Armstrong also outlined expansion plans. AT&T will make $8 billion in capital investments in 1998, much of it to modernize its network so it can carry data as easily as voice traffic. Some $1 billion will be invested to capture some of the $20 billion local business market. Armstrong also wants to expand AT&T's international, wireless, and Internet businesses. No, it's not the Ten Commandments. Only the rules for AT&T's hoped-for rebound.EDITED BY KELLEY HOLLAND By Peter ElstromReturn to top
A NEW BLACK MARK FOR GREEN TREE
THE NEWS HAS GONE FROM bad to worse at Green Tree Financial. Last November, overly optimistic accounting forced the consumer-finance company to take a $150 million charge to fourth-quarter earnings. Now, it appears the accounting department has goofed again. It overlooked partial prepayments on mortgage loans in 1996 and now must restate that year's earnings by $200 million. "It's embarrassing for a company this size," says Oppenheimer analyst Steven Eisman. Considering the shareholder lawsuits raining down on Green Tree, the error may cost the company and its auditor more than embarrassment. Green Tree CEO Lawrence Coss will also have to pay, since his $102 million in compensation for 1996 was based on a percentage of pretax income.EDITED BY KELLEY HOLLANDReturn to top

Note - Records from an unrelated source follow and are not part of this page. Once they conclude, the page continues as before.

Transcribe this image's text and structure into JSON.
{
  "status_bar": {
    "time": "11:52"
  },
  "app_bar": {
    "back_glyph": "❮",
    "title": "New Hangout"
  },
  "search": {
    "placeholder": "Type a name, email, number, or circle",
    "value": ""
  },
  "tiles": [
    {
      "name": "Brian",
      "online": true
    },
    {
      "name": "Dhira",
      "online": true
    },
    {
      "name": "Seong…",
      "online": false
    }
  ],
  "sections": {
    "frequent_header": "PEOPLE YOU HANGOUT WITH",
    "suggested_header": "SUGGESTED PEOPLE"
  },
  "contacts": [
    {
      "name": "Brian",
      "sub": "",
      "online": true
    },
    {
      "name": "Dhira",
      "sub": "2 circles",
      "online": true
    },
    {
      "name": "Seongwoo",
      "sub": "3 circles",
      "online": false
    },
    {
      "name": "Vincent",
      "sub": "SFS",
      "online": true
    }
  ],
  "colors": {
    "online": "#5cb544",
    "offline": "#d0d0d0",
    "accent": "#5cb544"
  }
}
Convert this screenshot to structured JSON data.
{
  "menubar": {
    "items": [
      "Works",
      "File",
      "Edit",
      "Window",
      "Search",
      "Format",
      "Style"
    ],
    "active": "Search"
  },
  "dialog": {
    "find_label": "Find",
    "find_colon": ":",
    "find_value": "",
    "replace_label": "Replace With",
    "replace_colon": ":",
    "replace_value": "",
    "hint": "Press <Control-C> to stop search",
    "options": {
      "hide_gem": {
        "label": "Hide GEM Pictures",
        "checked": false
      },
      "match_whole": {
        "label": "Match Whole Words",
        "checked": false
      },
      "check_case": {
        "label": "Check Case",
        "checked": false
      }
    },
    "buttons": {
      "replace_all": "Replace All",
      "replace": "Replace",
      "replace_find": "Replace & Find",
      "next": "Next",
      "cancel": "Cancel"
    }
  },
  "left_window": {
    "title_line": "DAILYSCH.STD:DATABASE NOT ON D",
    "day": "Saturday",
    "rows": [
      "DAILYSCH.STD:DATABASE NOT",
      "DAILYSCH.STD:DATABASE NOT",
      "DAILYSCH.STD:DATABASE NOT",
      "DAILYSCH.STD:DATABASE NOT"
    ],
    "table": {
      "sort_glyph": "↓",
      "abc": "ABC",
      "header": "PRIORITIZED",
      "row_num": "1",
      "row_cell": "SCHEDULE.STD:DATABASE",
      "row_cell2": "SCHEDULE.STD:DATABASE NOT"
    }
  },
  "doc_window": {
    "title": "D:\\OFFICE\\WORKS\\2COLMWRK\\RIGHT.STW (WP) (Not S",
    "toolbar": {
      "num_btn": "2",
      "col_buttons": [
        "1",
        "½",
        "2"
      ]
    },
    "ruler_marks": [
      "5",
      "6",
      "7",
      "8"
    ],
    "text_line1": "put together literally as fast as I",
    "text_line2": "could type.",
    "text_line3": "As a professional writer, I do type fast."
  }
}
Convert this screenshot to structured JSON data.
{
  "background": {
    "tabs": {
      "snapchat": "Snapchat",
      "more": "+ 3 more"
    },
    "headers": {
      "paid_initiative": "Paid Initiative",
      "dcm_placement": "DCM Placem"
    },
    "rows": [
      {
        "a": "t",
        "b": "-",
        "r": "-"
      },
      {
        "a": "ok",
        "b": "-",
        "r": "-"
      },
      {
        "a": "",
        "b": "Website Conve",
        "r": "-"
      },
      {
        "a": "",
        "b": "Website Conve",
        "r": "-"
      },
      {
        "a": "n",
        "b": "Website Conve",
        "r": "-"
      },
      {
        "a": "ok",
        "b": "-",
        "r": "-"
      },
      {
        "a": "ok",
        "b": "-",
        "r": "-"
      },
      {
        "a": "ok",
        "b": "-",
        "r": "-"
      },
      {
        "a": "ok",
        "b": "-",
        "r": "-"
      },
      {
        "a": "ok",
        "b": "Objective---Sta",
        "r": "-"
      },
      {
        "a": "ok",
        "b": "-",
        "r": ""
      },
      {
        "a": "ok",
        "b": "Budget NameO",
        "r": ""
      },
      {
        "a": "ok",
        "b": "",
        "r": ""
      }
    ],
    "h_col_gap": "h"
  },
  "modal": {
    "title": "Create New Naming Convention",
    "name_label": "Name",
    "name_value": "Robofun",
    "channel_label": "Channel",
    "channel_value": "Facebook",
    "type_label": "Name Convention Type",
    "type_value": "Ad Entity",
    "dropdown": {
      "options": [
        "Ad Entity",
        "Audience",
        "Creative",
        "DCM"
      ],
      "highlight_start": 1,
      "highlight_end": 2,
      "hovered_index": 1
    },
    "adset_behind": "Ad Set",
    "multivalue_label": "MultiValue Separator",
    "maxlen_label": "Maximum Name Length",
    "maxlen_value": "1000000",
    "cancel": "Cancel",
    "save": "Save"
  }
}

PINCHING PENNIES AT PENNEY
IT'S CLEARANCE TIME AT J.C. Penney. Facing weak sales and profits and high costs, the retailer on Jan. 27 unveiled a plan that includes closing 75 stores and slashing 4,900 jobs. The moves will result in a fourth-quarter pretax charge of $225 million, including $35 million related to integration of the Eckerd drugstore business, acquired in 1997. "We need to challenge the processes and identify unproductive assets in order to remain competitive," says Penney CEO James Oesterreicher. He estimates the changes will save about $50 million this year and $105 million in fiscal 1999.EDITED BY KELLEY HOLLANDReturn to top
LONG DISTANCE CATCHES A BREAK
LONG-DISTANCE CARRIERS GOT a break in their losing streak in the courts. On Jan. 26, the Supreme Court agreed to hear an appeal of a 1997 Eighth Circuit decision that gave the Baby Bells the first of a string of court victories. The lower court had invalidated Federal Communications Commission rules that made it easier for long-distance companies to compete with the Bells in the local-calling market. The Court will likely hear the case this fall.EDITED BY KELLEY HOLLANDReturn to top